Out country hyphenate Brandy Clark brings her brand of music to Fort Worth
Perhaps more than any other genre, country music can provide a showcase for a songwriter’s chops. Take, for instance, Brandy Clark. The 41-year-old Washington State native started her career in a band she and her mom formed when Clark was just a teenager. She briefly traded the stage for the court when she devoted herself to her college basketball team (she was a shooting guard), but the siren-song kept calling. So she put hoops behind her.
“I remember telling my coach I was gonna quit,” she says during a recent phone conversation. “I told him and left. And I bought a new guitar on the way home.”
Clark has been crafting country music ever since.

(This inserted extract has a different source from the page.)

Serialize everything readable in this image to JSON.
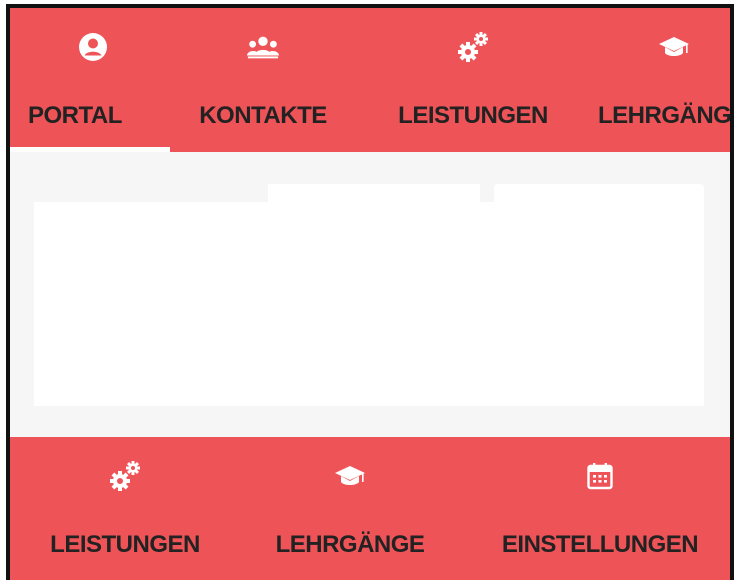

And when she takes the stage at the Live Oak Music Hall in Fort Worth on Saturday with rising star Charlie Worsham at her side, fans will be treated to someone who is well on the way to mastering her craft.
As a songwriter, Clark stands alongside names like Reba, Barbara Mandrell and Kacey Musgraves (with whom she collaborates frequently). As a performer, she can make even the drabbest concert hall shake like a backwoods party barn. But it wasn’t always like that.
“I moved to Nashville thinking I was a really great songwriter and realized I wasn’t,” Clark says. “I needed to get better. I wrote a lot of bad songs. Then some good songs. Then some great songs. Then I got a publishing deal.”
The deal was no magic bullet. Clark still had to keep her day job, and her songwriting sensibilities — influenced by the Patsy Cline, Merle Haggard and Loretta Lynn records her parents used to play — weren’t quite in line with the exaggerated pop focus of modern Music Row.
“People I saw who were successful had different priorities than me,” she says. “My priority has always been to write great songs. I’d love to write somebody’s ‘Crazy.’”
She almost gave up. “I wrote for years and years,” she says. “I started to think maybe as an artist it’s not gonna happen for me.”
But in the meantime, she wrote or co-wrote some of the best songs of the modern country era. Songs like “Mama’s Broken Heart,” which Clark co-wrote with frequent collaborator Shane McAnally (with whom she co-composed Moonshine: That Hee-Haw Musical, which debuted at the Dallas Theater Center in 2015) and Musgraves, which became a hit for Miranda Lambert; Reba McEntire’s “The Day She Got Divorced” and Wade Bowen’s “Songs About Trucks.” Clark and Musgraves also collaborated on Musgraves’ “Follow Your Arrow,” an open-minded, open-hearted tune that cemented Musgraves in the vanguard of country, alongside the likes of Sturgill Simpson and Chris Stapleton.
Clark wrote her first album, a stunner called 12 Stories, but nobody would pick it up. Finally, Jim Burnett of Slate Creek Records (based in Frisco) signed her. “About the time I had given up, that opportunity presented itself,” Clark says. “It’s amazing how fast I was right back in it.
The highlight of 12 Stories is “Stripes,” a saucy, hair-tossing foot-stomper in which a pissed-off woman debates revenge on her cheating partner. I hate stripes and orange ain’t my color / And if I squeeze that trigger tonight / I’ll be wearin’ one or the other, she sings. The song is quintessential Clark — heartache with a twist, a smart look at the harder edges of life.
“I think historically, country has been truth-telling music,” she says. “It’s the adult format about real truths. When you hear the greats like Merle and Dolly, the great singer-songwriters, you hear that.”
12 Stories was nominated for several Grammys and CMA awards, clearing the path for Clark’s follow-up, Big Day in a Small Town — an album that follows the stories of small-town characters like the hairdresser, the football hero, the homecoming queen. Full of cocky rockers, Big Day takes on the country tropes of disappointment, heartache and big dreams in a little place, all with a refreshingly defiant backbeat. Clark’s small-town sadness often comes out as bad-assedness. If you want the girl next door, she sings, go next door.
Even the requisite C&W pain comes with phrases that turn on a dime. Since you’ve gone to Heaven / The whole world’s gone to hell she sings in “Since You’ve Gone to Heaven,” a song about a woman whose husband just died.
“I loved heartbreak songs long before I even had my heart broken,” Clark explains. “You know, like Patsy Cline — she had such an ache in her voice that most people have somewhere in their heart that they don’t get to express.”
Also nominated for a couple of Grammys, Big Day stands as a rarity in the pantheon of sophomore efforts. It’s smarter, sharper and sassier than its predecessor — which itself was darn good — and also marks a new level in sophisticated songwriting.
That’s not to say that kind of cerebral approach will be worth a whit at the Fort Worth show. When asked what fans can expect when she takes the stage, Clark has a simple answer. “Country music. The one thing you’re gonna take away is it’s a really good time.”
It’s pretty much the only answer she needs.
— Jonanna Widner
This article appeared in the Dallas Voice print edition April 28, 2017.